Excerpts from a dataset:
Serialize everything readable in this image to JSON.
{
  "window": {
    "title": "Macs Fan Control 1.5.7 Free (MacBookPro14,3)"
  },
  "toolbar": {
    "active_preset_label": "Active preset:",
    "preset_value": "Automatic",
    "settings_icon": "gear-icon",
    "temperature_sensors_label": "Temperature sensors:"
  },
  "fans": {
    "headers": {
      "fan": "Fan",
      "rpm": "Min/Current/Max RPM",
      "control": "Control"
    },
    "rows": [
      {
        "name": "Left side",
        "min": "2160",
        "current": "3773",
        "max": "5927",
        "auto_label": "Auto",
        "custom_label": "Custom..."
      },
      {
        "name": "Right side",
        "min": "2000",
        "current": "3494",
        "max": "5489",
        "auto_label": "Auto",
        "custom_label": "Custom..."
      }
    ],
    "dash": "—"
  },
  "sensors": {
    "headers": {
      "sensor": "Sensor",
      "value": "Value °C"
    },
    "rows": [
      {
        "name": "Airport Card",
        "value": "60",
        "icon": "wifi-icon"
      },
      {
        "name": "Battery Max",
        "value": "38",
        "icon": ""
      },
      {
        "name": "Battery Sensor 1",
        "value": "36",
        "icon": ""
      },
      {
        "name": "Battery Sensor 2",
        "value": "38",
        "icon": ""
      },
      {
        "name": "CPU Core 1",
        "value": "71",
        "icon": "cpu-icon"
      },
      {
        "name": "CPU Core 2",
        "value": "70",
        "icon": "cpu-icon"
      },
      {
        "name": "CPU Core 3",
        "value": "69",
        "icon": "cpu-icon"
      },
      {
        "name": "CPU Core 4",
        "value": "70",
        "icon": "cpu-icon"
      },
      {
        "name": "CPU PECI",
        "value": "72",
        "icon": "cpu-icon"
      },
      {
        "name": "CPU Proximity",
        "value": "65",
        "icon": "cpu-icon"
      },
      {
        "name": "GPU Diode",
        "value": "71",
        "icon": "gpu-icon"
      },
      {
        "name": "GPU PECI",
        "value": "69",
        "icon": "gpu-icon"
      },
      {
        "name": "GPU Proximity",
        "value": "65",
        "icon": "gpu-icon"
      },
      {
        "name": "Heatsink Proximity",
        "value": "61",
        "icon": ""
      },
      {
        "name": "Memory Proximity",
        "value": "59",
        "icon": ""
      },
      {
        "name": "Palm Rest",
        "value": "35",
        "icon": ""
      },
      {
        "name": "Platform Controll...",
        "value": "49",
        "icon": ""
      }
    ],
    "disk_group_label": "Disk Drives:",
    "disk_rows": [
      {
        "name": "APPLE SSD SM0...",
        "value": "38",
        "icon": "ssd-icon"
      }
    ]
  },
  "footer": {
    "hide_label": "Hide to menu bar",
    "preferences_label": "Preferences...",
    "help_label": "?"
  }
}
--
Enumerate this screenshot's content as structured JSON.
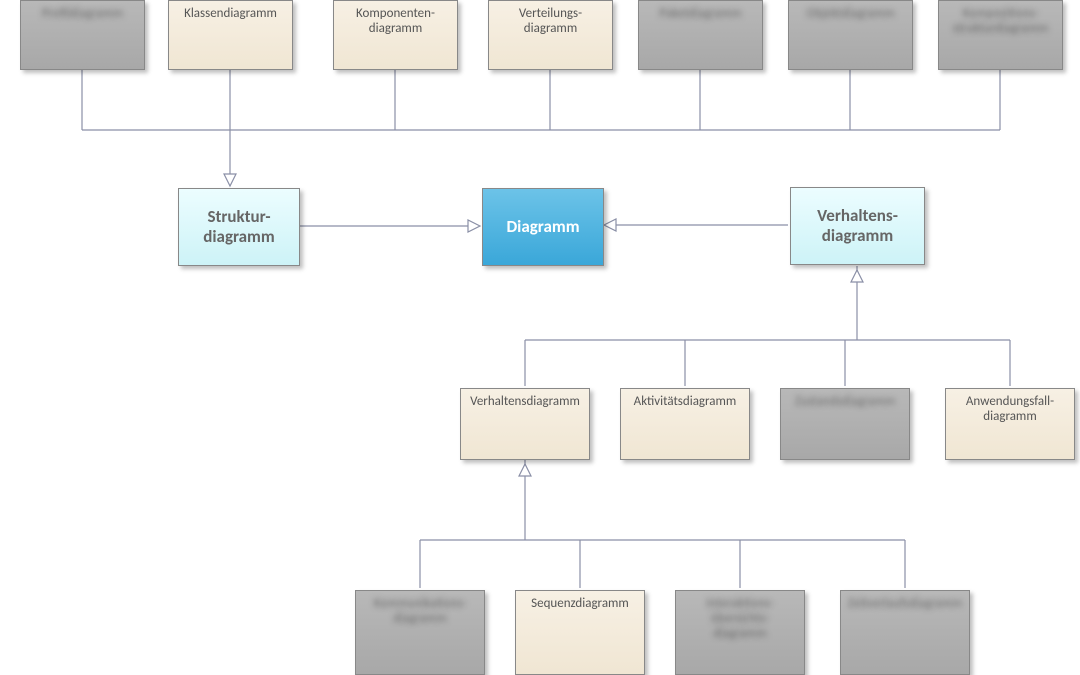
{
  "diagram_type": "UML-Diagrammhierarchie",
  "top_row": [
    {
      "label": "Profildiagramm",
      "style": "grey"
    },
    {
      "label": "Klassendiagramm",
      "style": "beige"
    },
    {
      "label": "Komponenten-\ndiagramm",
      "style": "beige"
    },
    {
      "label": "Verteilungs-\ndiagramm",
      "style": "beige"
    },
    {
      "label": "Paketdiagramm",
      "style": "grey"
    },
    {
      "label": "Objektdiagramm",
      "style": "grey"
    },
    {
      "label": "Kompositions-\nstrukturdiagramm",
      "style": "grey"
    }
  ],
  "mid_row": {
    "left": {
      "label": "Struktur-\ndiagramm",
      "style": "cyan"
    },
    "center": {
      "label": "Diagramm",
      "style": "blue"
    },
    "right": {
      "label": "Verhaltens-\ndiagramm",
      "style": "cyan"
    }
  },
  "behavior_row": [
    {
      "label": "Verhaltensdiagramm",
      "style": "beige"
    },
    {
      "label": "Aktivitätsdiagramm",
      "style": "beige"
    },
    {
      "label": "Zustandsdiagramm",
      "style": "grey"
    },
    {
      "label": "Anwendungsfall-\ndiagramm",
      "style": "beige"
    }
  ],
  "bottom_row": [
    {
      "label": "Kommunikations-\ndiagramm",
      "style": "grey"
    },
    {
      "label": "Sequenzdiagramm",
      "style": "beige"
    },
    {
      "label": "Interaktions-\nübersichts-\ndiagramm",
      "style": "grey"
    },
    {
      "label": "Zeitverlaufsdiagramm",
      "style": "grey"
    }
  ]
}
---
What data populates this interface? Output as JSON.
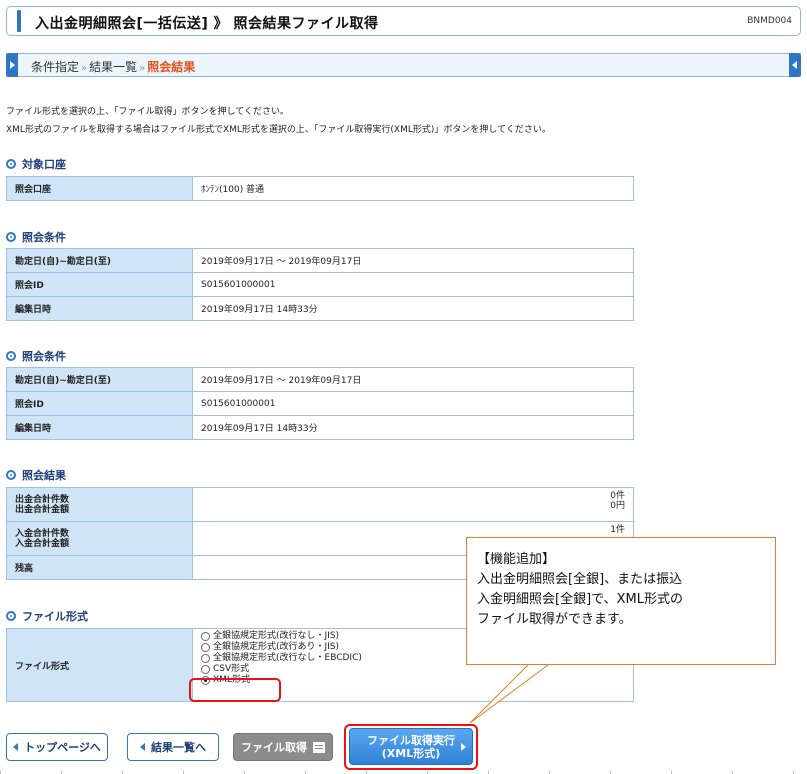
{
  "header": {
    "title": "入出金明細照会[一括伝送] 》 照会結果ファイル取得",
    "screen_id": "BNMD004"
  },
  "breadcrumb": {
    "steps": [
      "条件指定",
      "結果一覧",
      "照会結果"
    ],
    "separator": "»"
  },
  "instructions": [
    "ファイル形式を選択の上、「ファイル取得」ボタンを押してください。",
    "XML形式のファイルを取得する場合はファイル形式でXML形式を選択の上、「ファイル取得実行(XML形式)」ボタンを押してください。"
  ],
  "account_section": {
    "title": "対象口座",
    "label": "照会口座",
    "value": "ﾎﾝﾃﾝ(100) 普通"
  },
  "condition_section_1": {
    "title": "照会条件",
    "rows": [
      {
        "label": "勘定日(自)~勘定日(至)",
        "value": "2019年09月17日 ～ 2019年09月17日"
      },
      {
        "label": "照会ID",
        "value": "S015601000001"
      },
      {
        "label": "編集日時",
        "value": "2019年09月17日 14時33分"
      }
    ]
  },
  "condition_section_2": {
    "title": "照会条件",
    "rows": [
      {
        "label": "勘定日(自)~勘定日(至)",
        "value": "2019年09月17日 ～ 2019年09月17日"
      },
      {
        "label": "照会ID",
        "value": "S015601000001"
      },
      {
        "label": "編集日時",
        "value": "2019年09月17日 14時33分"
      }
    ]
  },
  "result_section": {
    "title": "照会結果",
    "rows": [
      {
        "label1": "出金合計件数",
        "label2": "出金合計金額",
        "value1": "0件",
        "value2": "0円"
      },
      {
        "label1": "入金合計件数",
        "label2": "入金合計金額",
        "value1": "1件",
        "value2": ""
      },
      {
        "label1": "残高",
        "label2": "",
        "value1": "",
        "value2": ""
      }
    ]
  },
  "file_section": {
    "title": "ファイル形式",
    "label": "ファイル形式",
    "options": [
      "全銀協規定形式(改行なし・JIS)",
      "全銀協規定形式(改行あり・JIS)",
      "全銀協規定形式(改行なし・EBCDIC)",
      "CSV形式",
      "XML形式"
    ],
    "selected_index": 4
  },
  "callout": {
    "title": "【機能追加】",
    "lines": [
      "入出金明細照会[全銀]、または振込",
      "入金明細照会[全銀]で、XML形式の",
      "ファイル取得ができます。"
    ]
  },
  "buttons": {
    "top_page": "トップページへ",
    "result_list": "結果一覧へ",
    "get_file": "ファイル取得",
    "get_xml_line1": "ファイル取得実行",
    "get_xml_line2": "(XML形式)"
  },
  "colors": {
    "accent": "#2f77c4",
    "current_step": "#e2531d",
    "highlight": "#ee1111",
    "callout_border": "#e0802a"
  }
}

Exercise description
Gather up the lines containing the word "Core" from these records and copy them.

Expected output
        "name": "CPU Core 1",
        "name": "CPU Core 2",
        "name": "CPU Core 3",
        "name": "CPU Core 4",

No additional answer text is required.